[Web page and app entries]
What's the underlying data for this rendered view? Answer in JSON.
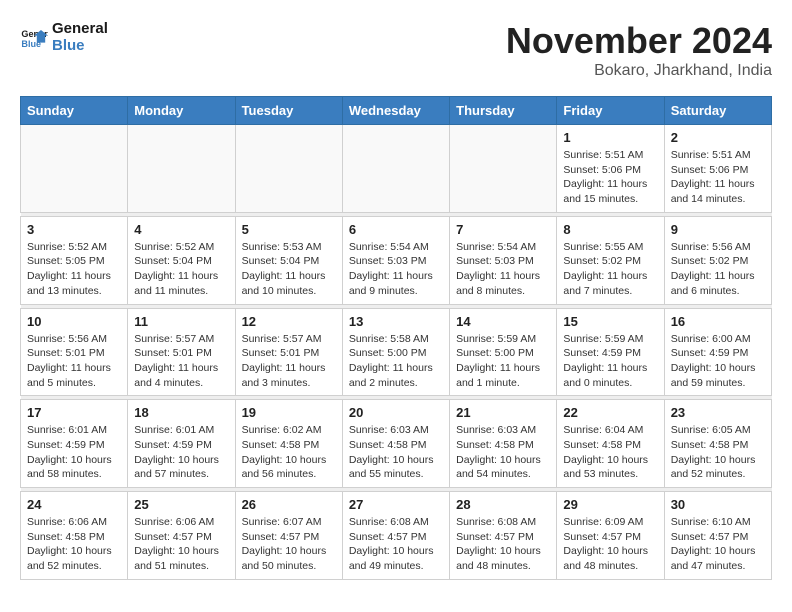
{
  "logo": {
    "line1": "General",
    "line2": "Blue"
  },
  "title": "November 2024",
  "location": "Bokaro, Jharkhand, India",
  "weekdays": [
    "Sunday",
    "Monday",
    "Tuesday",
    "Wednesday",
    "Thursday",
    "Friday",
    "Saturday"
  ],
  "weeks": [
    [
      {
        "day": "",
        "info": ""
      },
      {
        "day": "",
        "info": ""
      },
      {
        "day": "",
        "info": ""
      },
      {
        "day": "",
        "info": ""
      },
      {
        "day": "",
        "info": ""
      },
      {
        "day": "1",
        "info": "Sunrise: 5:51 AM\nSunset: 5:06 PM\nDaylight: 11 hours and 15 minutes."
      },
      {
        "day": "2",
        "info": "Sunrise: 5:51 AM\nSunset: 5:06 PM\nDaylight: 11 hours and 14 minutes."
      }
    ],
    [
      {
        "day": "3",
        "info": "Sunrise: 5:52 AM\nSunset: 5:05 PM\nDaylight: 11 hours and 13 minutes."
      },
      {
        "day": "4",
        "info": "Sunrise: 5:52 AM\nSunset: 5:04 PM\nDaylight: 11 hours and 11 minutes."
      },
      {
        "day": "5",
        "info": "Sunrise: 5:53 AM\nSunset: 5:04 PM\nDaylight: 11 hours and 10 minutes."
      },
      {
        "day": "6",
        "info": "Sunrise: 5:54 AM\nSunset: 5:03 PM\nDaylight: 11 hours and 9 minutes."
      },
      {
        "day": "7",
        "info": "Sunrise: 5:54 AM\nSunset: 5:03 PM\nDaylight: 11 hours and 8 minutes."
      },
      {
        "day": "8",
        "info": "Sunrise: 5:55 AM\nSunset: 5:02 PM\nDaylight: 11 hours and 7 minutes."
      },
      {
        "day": "9",
        "info": "Sunrise: 5:56 AM\nSunset: 5:02 PM\nDaylight: 11 hours and 6 minutes."
      }
    ],
    [
      {
        "day": "10",
        "info": "Sunrise: 5:56 AM\nSunset: 5:01 PM\nDaylight: 11 hours and 5 minutes."
      },
      {
        "day": "11",
        "info": "Sunrise: 5:57 AM\nSunset: 5:01 PM\nDaylight: 11 hours and 4 minutes."
      },
      {
        "day": "12",
        "info": "Sunrise: 5:57 AM\nSunset: 5:01 PM\nDaylight: 11 hours and 3 minutes."
      },
      {
        "day": "13",
        "info": "Sunrise: 5:58 AM\nSunset: 5:00 PM\nDaylight: 11 hours and 2 minutes."
      },
      {
        "day": "14",
        "info": "Sunrise: 5:59 AM\nSunset: 5:00 PM\nDaylight: 11 hours and 1 minute."
      },
      {
        "day": "15",
        "info": "Sunrise: 5:59 AM\nSunset: 4:59 PM\nDaylight: 11 hours and 0 minutes."
      },
      {
        "day": "16",
        "info": "Sunrise: 6:00 AM\nSunset: 4:59 PM\nDaylight: 10 hours and 59 minutes."
      }
    ],
    [
      {
        "day": "17",
        "info": "Sunrise: 6:01 AM\nSunset: 4:59 PM\nDaylight: 10 hours and 58 minutes."
      },
      {
        "day": "18",
        "info": "Sunrise: 6:01 AM\nSunset: 4:59 PM\nDaylight: 10 hours and 57 minutes."
      },
      {
        "day": "19",
        "info": "Sunrise: 6:02 AM\nSunset: 4:58 PM\nDaylight: 10 hours and 56 minutes."
      },
      {
        "day": "20",
        "info": "Sunrise: 6:03 AM\nSunset: 4:58 PM\nDaylight: 10 hours and 55 minutes."
      },
      {
        "day": "21",
        "info": "Sunrise: 6:03 AM\nSunset: 4:58 PM\nDaylight: 10 hours and 54 minutes."
      },
      {
        "day": "22",
        "info": "Sunrise: 6:04 AM\nSunset: 4:58 PM\nDaylight: 10 hours and 53 minutes."
      },
      {
        "day": "23",
        "info": "Sunrise: 6:05 AM\nSunset: 4:58 PM\nDaylight: 10 hours and 52 minutes."
      }
    ],
    [
      {
        "day": "24",
        "info": "Sunrise: 6:06 AM\nSunset: 4:58 PM\nDaylight: 10 hours and 52 minutes."
      },
      {
        "day": "25",
        "info": "Sunrise: 6:06 AM\nSunset: 4:57 PM\nDaylight: 10 hours and 51 minutes."
      },
      {
        "day": "26",
        "info": "Sunrise: 6:07 AM\nSunset: 4:57 PM\nDaylight: 10 hours and 50 minutes."
      },
      {
        "day": "27",
        "info": "Sunrise: 6:08 AM\nSunset: 4:57 PM\nDaylight: 10 hours and 49 minutes."
      },
      {
        "day": "28",
        "info": "Sunrise: 6:08 AM\nSunset: 4:57 PM\nDaylight: 10 hours and 48 minutes."
      },
      {
        "day": "29",
        "info": "Sunrise: 6:09 AM\nSunset: 4:57 PM\nDaylight: 10 hours and 48 minutes."
      },
      {
        "day": "30",
        "info": "Sunrise: 6:10 AM\nSunset: 4:57 PM\nDaylight: 10 hours and 47 minutes."
      }
    ]
  ]
}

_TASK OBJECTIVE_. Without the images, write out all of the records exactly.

_RESULT_.
What's the underlying data for this rendered view? Answer in JSON.
{
  "logo": {
    "line1": "General",
    "line2": "Blue"
  },
  "title": "November 2024",
  "location": "Bokaro, Jharkhand, India",
  "weekdays": [
    "Sunday",
    "Monday",
    "Tuesday",
    "Wednesday",
    "Thursday",
    "Friday",
    "Saturday"
  ],
  "weeks": [
    [
      {
        "day": "",
        "info": ""
      },
      {
        "day": "",
        "info": ""
      },
      {
        "day": "",
        "info": ""
      },
      {
        "day": "",
        "info": ""
      },
      {
        "day": "",
        "info": ""
      },
      {
        "day": "1",
        "info": "Sunrise: 5:51 AM\nSunset: 5:06 PM\nDaylight: 11 hours and 15 minutes."
      },
      {
        "day": "2",
        "info": "Sunrise: 5:51 AM\nSunset: 5:06 PM\nDaylight: 11 hours and 14 minutes."
      }
    ],
    [
      {
        "day": "3",
        "info": "Sunrise: 5:52 AM\nSunset: 5:05 PM\nDaylight: 11 hours and 13 minutes."
      },
      {
        "day": "4",
        "info": "Sunrise: 5:52 AM\nSunset: 5:04 PM\nDaylight: 11 hours and 11 minutes."
      },
      {
        "day": "5",
        "info": "Sunrise: 5:53 AM\nSunset: 5:04 PM\nDaylight: 11 hours and 10 minutes."
      },
      {
        "day": "6",
        "info": "Sunrise: 5:54 AM\nSunset: 5:03 PM\nDaylight: 11 hours and 9 minutes."
      },
      {
        "day": "7",
        "info": "Sunrise: 5:54 AM\nSunset: 5:03 PM\nDaylight: 11 hours and 8 minutes."
      },
      {
        "day": "8",
        "info": "Sunrise: 5:55 AM\nSunset: 5:02 PM\nDaylight: 11 hours and 7 minutes."
      },
      {
        "day": "9",
        "info": "Sunrise: 5:56 AM\nSunset: 5:02 PM\nDaylight: 11 hours and 6 minutes."
      }
    ],
    [
      {
        "day": "10",
        "info": "Sunrise: 5:56 AM\nSunset: 5:01 PM\nDaylight: 11 hours and 5 minutes."
      },
      {
        "day": "11",
        "info": "Sunrise: 5:57 AM\nSunset: 5:01 PM\nDaylight: 11 hours and 4 minutes."
      },
      {
        "day": "12",
        "info": "Sunrise: 5:57 AM\nSunset: 5:01 PM\nDaylight: 11 hours and 3 minutes."
      },
      {
        "day": "13",
        "info": "Sunrise: 5:58 AM\nSunset: 5:00 PM\nDaylight: 11 hours and 2 minutes."
      },
      {
        "day": "14",
        "info": "Sunrise: 5:59 AM\nSunset: 5:00 PM\nDaylight: 11 hours and 1 minute."
      },
      {
        "day": "15",
        "info": "Sunrise: 5:59 AM\nSunset: 4:59 PM\nDaylight: 11 hours and 0 minutes."
      },
      {
        "day": "16",
        "info": "Sunrise: 6:00 AM\nSunset: 4:59 PM\nDaylight: 10 hours and 59 minutes."
      }
    ],
    [
      {
        "day": "17",
        "info": "Sunrise: 6:01 AM\nSunset: 4:59 PM\nDaylight: 10 hours and 58 minutes."
      },
      {
        "day": "18",
        "info": "Sunrise: 6:01 AM\nSunset: 4:59 PM\nDaylight: 10 hours and 57 minutes."
      },
      {
        "day": "19",
        "info": "Sunrise: 6:02 AM\nSunset: 4:58 PM\nDaylight: 10 hours and 56 minutes."
      },
      {
        "day": "20",
        "info": "Sunrise: 6:03 AM\nSunset: 4:58 PM\nDaylight: 10 hours and 55 minutes."
      },
      {
        "day": "21",
        "info": "Sunrise: 6:03 AM\nSunset: 4:58 PM\nDaylight: 10 hours and 54 minutes."
      },
      {
        "day": "22",
        "info": "Sunrise: 6:04 AM\nSunset: 4:58 PM\nDaylight: 10 hours and 53 minutes."
      },
      {
        "day": "23",
        "info": "Sunrise: 6:05 AM\nSunset: 4:58 PM\nDaylight: 10 hours and 52 minutes."
      }
    ],
    [
      {
        "day": "24",
        "info": "Sunrise: 6:06 AM\nSunset: 4:58 PM\nDaylight: 10 hours and 52 minutes."
      },
      {
        "day": "25",
        "info": "Sunrise: 6:06 AM\nSunset: 4:57 PM\nDaylight: 10 hours and 51 minutes."
      },
      {
        "day": "26",
        "info": "Sunrise: 6:07 AM\nSunset: 4:57 PM\nDaylight: 10 hours and 50 minutes."
      },
      {
        "day": "27",
        "info": "Sunrise: 6:08 AM\nSunset: 4:57 PM\nDaylight: 10 hours and 49 minutes."
      },
      {
        "day": "28",
        "info": "Sunrise: 6:08 AM\nSunset: 4:57 PM\nDaylight: 10 hours and 48 minutes."
      },
      {
        "day": "29",
        "info": "Sunrise: 6:09 AM\nSunset: 4:57 PM\nDaylight: 10 hours and 48 minutes."
      },
      {
        "day": "30",
        "info": "Sunrise: 6:10 AM\nSunset: 4:57 PM\nDaylight: 10 hours and 47 minutes."
      }
    ]
  ]
}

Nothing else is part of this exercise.